The plot of this book? A war-preventing intergalactic Eurovision contest in a decidedly Hitchhiker’s Guide-style universe world, where newbies who lose get obliterated and the rankings determine the distribution of galactic resources. It’s a sentience test, designed to figure out whether a species can be trusted to join the ranks of sentient species or needs to be nuked from orbit to prevent future wars. It’s full of glitz and glamour and impossibilities, and Valente has a hell of a lot of fun coming up with weird species and the ways they perform and relate to each other and get high and start wars and have sex.
In fact, she has so much fun with that that the story of Earth’s discovery and non-optional invitation to join the latest contest in order to save Earth is pretty eclipsed by the sheer torrents of verbiage about aliens shiny and strange. It takes a while to realise that Decibel Jones is pretty much the main character, and honestly he’s always pretty much secondary to the wild vagaries of Valente’s imagination.
If you know Valente’s writing, then you can imagine how this comes out. At times, it’s like a firehose of adjectives blasting straight at your eyes, and it takes five minutes to work through a page because the colours are all running — a metaphor, of course, but honestly that’s the indistinct impression I end up with. There’s just too much going on, and it never stops.
And I know it’s not meant this way, because it’s Valente, but it sounds like it’s making fun (in that “oh god SJWs what will they come up with next” way) of some of the language queer people use to describe themselves, and I really don’t find the joy in that. I know it’s meant to be playful, maybe even freeing, but knowing how people complain about LGBT alphabet soups already, it stings. Of course that’s a personal reaction; probably others are really enjoying the freedom from labels pasted onto the characters.

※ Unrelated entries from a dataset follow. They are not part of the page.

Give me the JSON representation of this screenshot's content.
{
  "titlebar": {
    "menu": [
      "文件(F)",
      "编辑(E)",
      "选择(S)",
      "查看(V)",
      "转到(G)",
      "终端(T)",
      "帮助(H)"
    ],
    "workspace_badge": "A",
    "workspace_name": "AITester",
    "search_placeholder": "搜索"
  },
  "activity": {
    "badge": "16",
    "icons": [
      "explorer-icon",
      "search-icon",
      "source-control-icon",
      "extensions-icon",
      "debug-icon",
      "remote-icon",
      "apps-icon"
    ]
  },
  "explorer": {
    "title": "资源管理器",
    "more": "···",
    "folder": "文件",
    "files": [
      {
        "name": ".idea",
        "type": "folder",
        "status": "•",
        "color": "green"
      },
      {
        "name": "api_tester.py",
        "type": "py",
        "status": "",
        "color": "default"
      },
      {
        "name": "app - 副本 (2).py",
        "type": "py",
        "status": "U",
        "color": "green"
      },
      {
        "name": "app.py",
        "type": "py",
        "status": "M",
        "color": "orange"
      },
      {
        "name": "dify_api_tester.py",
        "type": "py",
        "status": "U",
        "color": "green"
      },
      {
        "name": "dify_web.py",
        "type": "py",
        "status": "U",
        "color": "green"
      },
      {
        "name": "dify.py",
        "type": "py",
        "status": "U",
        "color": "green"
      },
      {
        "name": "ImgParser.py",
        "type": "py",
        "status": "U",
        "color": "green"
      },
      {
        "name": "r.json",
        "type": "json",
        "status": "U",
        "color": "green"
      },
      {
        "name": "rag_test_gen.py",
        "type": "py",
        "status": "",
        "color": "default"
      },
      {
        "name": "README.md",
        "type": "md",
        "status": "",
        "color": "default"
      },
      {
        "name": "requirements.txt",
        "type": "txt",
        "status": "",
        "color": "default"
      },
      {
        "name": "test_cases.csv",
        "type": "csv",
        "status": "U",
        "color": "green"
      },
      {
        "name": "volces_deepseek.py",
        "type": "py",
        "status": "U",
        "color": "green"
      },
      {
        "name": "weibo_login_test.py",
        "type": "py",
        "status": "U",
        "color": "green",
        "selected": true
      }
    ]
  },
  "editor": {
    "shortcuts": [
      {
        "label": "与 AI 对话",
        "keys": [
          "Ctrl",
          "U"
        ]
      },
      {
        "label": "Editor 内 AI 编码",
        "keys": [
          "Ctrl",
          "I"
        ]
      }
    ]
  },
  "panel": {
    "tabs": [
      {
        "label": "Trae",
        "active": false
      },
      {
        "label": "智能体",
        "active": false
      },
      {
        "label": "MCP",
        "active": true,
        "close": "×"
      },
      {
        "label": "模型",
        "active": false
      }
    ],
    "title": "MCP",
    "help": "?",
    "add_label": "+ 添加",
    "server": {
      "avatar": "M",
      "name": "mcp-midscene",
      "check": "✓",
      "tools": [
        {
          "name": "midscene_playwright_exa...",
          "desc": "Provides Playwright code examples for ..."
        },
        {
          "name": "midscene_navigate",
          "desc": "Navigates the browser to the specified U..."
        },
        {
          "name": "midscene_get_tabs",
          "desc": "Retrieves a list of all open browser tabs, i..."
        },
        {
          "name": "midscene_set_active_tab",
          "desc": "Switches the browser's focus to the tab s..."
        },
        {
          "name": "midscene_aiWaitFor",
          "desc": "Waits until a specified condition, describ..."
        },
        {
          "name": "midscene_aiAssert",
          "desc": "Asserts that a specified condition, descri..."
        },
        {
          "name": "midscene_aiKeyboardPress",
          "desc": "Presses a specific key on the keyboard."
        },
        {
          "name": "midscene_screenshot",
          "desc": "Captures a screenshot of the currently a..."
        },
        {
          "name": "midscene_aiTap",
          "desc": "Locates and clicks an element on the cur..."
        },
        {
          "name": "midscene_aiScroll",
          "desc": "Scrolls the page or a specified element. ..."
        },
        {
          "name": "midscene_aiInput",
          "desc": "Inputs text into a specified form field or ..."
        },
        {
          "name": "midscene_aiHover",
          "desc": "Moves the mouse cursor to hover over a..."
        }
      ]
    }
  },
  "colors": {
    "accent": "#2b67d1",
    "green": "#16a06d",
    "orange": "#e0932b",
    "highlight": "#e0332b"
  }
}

I didn’t connect to the characters or to the plot, and in the end it just felt like I was being hit repeatedly in the head with a discoball while being attacked from all sides with glitterbombs, while someone shouted “ARE YOU HAVING FUN? WHY AREN’T YOU HAVING FUN? IT’S SO QUIRKY AND OFF THE WALL! HAVE FUN DAMN YOU! MOOOORE GLITTER! WHY AREN’T YOU HAVING FEELINGS??” in my ear. So the big finale didn’t come off, I just rolled my eyes.

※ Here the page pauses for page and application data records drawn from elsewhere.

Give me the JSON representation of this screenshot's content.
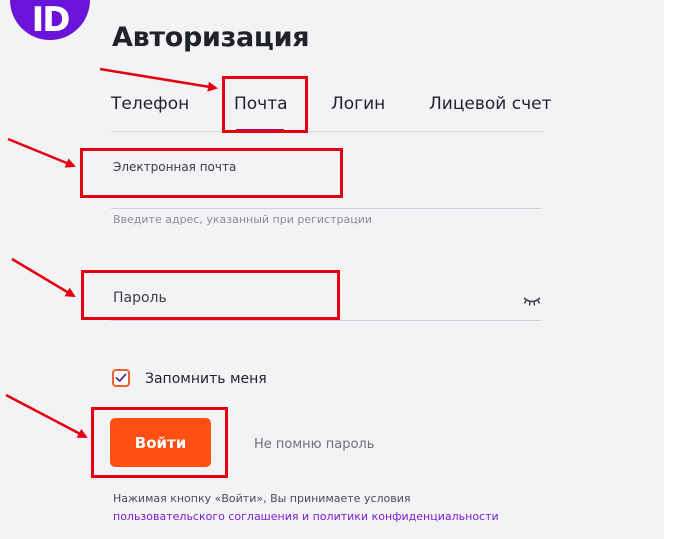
{
  "logo": {
    "text": "ID",
    "color": "#6a14d9"
  },
  "page": {
    "title": "Авторизация"
  },
  "tabs": [
    {
      "label": "Телефон",
      "active": false
    },
    {
      "label": "Почта",
      "active": true
    },
    {
      "label": "Логин",
      "active": false
    },
    {
      "label": "Лицевой счет",
      "active": false
    }
  ],
  "email": {
    "label": "Электронная почта",
    "hint": "Введите адрес, указанный при регистрации"
  },
  "password": {
    "label": "Пароль",
    "toggle_icon": "eye-closed-icon"
  },
  "remember": {
    "label": "Запомнить меня",
    "checked": true
  },
  "login_button": {
    "label": "Войти",
    "color": "#ff4f12"
  },
  "forgot": {
    "label": "Не помню пароль"
  },
  "terms": {
    "text": "Нажимая кнопку «Войти», Вы принимаете условия",
    "link": "пользовательского соглашения и политики конфиденциальности"
  },
  "colors": {
    "accent": "#ff4f12",
    "annotation": "#e3000f",
    "link": "#7a1fd1",
    "tab_underline": "#a1097a"
  }
}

I do enjoy Valente’s prose in some instances, but nothing about this worked for me — particularly since I think the tone and humour is frequently ripped absolutely directly from Douglas Adams, do not pass go, do not add anything original beyond LOTS MORE ADJECTIVES and a spot of David Bowie. It feels like Hitchhiker’s Guide with the volume turned up to distortion point.

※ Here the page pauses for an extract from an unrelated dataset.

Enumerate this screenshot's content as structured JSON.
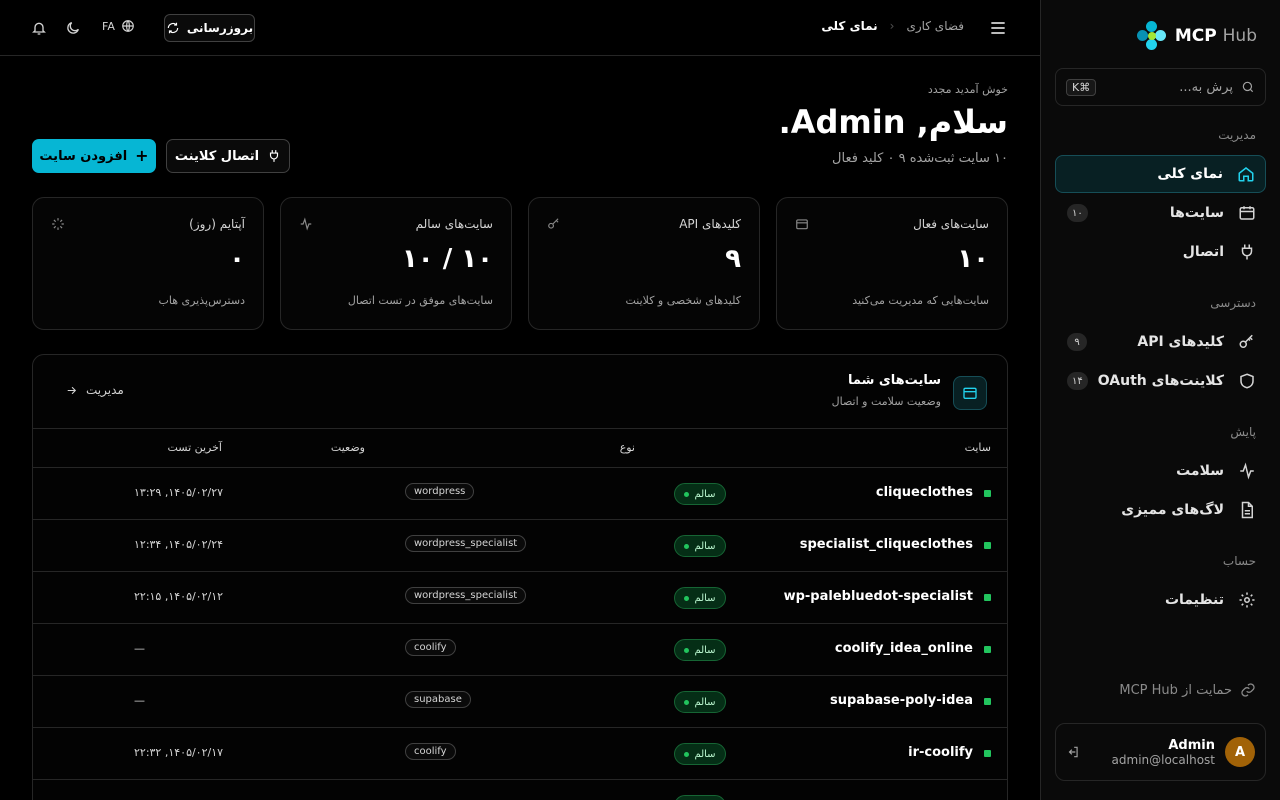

Meh, meh, and meh again. I’m not entirely sure why I stubbornly finished this book, to be honest.